Should young people from low income backgrounds abandon higher education, or do they need more support to access it? 

The determination of over 400,000 young people to go into higher education (HE) every year, despite England having the most expensive HE system in the world, and particularly the determination of over 20,000 young people from low income backgrounds to progress to HE should be celebrated. Regrettably, there are many in the media and politics that are keen to argue that we have too many students and HE is not worth the time or expense.

These views stem partly from the result of high levels of student debt, and changing graduate employment markets appearing to diminish the payoff from a degree. It is not just economics though; it is partly a product of a generational gap. Older graduates appear to find it hard to come to terms with more people, and people from dissimilar backgrounds to theirs, getting degrees.  Such unease is personified by Frank Field, a veteran of many great causes, using statistics showing over 20 per cent of graduates early in their working lives are earning less than apprentices to make a case against HE participation. In fact, the same statistics show that for the vast majority a degree makes a better investment than an apprenticeship. This is exactly what the majority of young people believe. Not only does it make a better financial investment, it is also the route into careers that young people want to pursue for reasons other than money.

This failure of older "generations" (mainly politics and media graduates) to connect with young people’s ambitions has now, via Labour's surprising near win in June, propelled the question of student finance back into the spotlight. The balance between state and individual investment in higher education is suddenly up for debate again. It is time, however, for a much wider discussion than one only focussed on the cost of HE. We must start by recognising the worth and value of HE, especially in the context of a labour market where the nature of many future jobs is being rendered increasingly uncertain by technology. The twisting of the facts to continually question the worth of HE by many older graduates does most damage not to the allegedly over-paid Vice Chancellors, but the futures of the very groups that they purport to be most concerned for: those from low income groups most at risk from an uncertain future labour market.

While the attacks on HE are ongoing, the majority of parents from higher income backgrounds are quietly going to greater and greater lengths to secure the futures of their children – recent research from the Sutton Trust showed that in London nearly half of all pupils have received private tuition. It is naive in the extreme to suggest that they are doing this so their children can progress into anything other than higher education. It is fundamental that we try and close the social background gap in HE participation if we wish to see a labour market in which better jobs, regardless of their definition, are more equally distributed across the population. Doing this requires a national discussion that is not constrained by cost, but also looks at what schools, higher education providers and employers can do to target support at young people from low income backgrounds, and the relative contributions that universities, newer HE providers and further education colleges should make. The higher education problem is not too many students; it is too few from the millions of families on average incomes and below.

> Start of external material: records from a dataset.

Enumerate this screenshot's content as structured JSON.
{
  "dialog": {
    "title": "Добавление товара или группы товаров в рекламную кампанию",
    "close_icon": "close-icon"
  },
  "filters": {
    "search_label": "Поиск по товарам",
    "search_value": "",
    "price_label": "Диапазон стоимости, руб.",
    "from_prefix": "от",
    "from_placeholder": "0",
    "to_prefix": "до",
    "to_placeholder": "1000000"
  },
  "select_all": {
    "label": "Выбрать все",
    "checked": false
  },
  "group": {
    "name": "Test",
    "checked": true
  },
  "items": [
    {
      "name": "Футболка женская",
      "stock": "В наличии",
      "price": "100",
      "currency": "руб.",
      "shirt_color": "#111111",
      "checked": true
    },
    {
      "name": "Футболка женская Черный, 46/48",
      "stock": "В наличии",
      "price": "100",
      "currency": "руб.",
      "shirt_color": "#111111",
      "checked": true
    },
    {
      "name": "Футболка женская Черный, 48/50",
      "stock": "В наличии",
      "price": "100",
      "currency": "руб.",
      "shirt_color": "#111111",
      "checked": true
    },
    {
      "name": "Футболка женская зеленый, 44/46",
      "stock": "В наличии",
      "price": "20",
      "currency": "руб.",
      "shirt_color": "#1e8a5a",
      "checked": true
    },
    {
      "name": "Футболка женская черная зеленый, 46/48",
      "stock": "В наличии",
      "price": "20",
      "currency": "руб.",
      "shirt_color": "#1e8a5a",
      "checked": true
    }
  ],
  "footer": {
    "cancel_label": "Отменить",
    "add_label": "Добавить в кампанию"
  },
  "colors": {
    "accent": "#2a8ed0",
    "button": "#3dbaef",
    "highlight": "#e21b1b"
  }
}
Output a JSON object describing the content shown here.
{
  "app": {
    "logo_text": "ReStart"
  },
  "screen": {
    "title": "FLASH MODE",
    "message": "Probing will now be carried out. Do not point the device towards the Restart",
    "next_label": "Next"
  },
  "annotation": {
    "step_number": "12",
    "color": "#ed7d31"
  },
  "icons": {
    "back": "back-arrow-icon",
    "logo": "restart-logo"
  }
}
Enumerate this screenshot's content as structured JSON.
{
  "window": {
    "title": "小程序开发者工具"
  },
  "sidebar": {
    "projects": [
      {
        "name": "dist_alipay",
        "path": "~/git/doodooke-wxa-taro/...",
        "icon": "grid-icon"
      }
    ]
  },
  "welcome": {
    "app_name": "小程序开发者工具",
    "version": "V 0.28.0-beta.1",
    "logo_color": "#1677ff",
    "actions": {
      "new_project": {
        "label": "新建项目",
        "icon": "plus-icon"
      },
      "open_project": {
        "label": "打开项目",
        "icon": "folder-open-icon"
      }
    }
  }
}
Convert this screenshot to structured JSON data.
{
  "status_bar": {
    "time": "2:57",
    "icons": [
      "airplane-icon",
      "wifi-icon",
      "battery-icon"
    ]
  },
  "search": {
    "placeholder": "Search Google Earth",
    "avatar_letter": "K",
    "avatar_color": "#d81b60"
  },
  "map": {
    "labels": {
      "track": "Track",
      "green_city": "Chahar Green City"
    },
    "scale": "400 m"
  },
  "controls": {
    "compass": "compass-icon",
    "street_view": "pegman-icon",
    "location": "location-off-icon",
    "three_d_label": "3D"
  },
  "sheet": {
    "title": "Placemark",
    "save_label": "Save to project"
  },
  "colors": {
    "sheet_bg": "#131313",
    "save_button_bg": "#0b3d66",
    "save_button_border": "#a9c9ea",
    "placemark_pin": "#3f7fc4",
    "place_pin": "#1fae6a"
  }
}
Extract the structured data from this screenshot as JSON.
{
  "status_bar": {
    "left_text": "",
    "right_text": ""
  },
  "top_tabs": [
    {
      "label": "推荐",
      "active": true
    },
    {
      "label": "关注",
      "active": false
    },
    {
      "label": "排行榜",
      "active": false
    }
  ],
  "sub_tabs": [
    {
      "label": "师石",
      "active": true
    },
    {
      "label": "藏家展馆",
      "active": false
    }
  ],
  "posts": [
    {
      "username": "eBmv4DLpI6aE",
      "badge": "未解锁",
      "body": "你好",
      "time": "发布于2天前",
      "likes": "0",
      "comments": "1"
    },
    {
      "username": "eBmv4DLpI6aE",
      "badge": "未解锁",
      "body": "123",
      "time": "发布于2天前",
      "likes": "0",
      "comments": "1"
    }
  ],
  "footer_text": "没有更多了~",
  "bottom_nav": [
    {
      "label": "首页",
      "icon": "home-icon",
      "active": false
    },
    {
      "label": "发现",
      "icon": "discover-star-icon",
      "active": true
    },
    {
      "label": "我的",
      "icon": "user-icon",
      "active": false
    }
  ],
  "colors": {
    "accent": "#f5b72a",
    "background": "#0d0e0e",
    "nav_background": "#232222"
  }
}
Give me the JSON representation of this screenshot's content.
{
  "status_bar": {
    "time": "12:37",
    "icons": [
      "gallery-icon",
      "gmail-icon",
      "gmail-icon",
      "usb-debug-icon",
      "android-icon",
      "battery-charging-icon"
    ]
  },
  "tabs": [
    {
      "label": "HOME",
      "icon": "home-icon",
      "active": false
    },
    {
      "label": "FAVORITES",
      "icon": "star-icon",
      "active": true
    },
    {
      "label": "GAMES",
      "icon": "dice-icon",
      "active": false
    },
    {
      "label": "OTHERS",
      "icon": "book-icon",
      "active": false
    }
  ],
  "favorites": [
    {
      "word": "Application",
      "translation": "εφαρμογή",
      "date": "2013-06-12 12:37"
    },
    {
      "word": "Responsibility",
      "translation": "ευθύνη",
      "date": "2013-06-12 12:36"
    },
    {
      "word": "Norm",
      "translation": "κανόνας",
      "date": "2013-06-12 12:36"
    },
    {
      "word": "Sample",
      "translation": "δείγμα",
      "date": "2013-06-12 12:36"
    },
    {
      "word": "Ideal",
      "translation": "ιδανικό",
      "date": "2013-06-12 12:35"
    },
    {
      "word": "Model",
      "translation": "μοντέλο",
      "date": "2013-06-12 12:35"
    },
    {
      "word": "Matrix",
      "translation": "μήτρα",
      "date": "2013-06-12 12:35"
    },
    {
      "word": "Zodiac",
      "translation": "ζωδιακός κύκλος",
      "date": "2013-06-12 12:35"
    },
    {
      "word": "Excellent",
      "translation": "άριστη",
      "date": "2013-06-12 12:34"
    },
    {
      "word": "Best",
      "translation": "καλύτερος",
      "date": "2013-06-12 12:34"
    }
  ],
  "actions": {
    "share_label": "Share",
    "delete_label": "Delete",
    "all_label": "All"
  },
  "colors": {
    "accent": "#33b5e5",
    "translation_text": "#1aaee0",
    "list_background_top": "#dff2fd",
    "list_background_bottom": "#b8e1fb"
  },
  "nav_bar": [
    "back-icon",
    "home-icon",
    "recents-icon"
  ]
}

Dr. Graeme Atherton is the Director of the National Education Opportunities Network (NEON). NEON are partnering with the New Statesman to deliver a fringe event at this year's Conservative party conference: ‘Sustainable Access: the Future of Higher Education in Britain’ on the Monday 2nd October 2017 from 16:30-17:30pm.